 https://sprotyv.mod.gov dot ua/2023/01/05/okupanty-obmezhuyut-ruh-meshkancziv-tymchasovo-okupovanyh-rajoniv-zaporizkoyi-oblasti/
 https://sprotyv.mod.gov dot ua/2023/01/05/okupanty-obmezhuyut-ruh-meshkancziv-tymchasovo-okupovanyh-rajoniv-zaporizkoyi-oblasti/
 https://sprotyv.mod.gov dot ua/2023/01/05/okupanty-obmezhuyut-ruh-meshkancziv-tymchasovo-okupovanyh-rajoniv-zaporizkoyi-oblasti/
 https://sprotyv.mod.gov dot ua/2023/01/05/rosiyany-sprostyly-zakonodavstvo-dlya-poshuku-kolaborantiv/
 https://sprotyv.mod.gov dot ua/2023/01/05/rosiyany-sprostyly-zakonodavstvo-dlya-poshuku-kolaborantiv/
 https://t.me/gpkgovby/2593; https://sputnik dot by/20230105/gpk-belarusi-rasskazal-o-provokatsiyakh-na-granitse-so-storony-ukrainy--video-1070896549.html; https://t.me/NeoficialniyBeZsonoV/21102; https://t.me/SolovievLive/149613
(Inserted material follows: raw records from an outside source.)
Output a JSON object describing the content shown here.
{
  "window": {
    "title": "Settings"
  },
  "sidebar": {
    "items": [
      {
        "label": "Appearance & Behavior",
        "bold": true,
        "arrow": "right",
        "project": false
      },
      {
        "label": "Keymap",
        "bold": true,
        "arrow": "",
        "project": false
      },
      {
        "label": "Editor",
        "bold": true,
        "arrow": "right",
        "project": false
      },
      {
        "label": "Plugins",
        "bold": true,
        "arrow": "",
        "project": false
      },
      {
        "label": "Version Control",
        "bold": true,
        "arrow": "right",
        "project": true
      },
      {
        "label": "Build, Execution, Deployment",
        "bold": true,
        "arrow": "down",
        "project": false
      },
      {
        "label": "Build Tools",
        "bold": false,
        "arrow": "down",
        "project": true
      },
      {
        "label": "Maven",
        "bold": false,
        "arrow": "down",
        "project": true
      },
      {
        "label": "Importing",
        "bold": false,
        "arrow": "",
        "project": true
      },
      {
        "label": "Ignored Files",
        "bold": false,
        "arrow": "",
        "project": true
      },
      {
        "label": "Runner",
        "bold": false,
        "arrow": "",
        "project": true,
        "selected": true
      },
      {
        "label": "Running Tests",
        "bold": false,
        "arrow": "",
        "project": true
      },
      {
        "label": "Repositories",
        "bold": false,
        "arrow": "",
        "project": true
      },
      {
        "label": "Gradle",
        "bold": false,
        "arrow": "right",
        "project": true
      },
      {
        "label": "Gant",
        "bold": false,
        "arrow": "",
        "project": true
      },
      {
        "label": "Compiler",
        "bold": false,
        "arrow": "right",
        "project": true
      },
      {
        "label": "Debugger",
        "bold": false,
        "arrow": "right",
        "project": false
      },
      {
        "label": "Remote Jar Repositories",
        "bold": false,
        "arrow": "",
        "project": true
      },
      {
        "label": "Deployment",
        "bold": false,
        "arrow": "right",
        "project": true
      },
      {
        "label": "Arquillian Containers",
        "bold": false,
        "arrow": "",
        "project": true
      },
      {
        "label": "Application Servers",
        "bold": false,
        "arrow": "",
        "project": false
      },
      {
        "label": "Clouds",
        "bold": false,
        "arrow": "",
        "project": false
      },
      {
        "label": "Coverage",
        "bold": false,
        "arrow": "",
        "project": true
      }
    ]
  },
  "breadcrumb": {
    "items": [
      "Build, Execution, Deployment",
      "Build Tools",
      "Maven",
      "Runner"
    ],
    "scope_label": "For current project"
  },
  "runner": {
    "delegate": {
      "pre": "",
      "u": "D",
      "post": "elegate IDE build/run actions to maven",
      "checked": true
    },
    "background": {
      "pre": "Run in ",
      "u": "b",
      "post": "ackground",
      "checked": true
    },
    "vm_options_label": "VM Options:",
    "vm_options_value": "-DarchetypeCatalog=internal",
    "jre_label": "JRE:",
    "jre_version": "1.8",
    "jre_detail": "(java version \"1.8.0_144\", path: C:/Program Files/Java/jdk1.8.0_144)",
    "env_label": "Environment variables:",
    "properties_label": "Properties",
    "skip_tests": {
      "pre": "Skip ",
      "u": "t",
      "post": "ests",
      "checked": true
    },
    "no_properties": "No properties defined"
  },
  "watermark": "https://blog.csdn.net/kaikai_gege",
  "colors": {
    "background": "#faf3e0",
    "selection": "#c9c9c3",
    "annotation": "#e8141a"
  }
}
 https://www.facebook.com/GeneralStaff.ua/posts/pfbid02rw13fgCb7efK1Cr257uV9EJgSxwyYA7TP7MGPEdsAUxzNj4JBhEsHiBCTwZnsyyxl; https://www.facebook.com/GeneralStaff.ua/posts/pfbid0cbuyRqCwVVzRZ7s8CKeiZMmehGFvGsnG29rzzzACBhkJHarwW1Y5ciRMgrhBZZdLl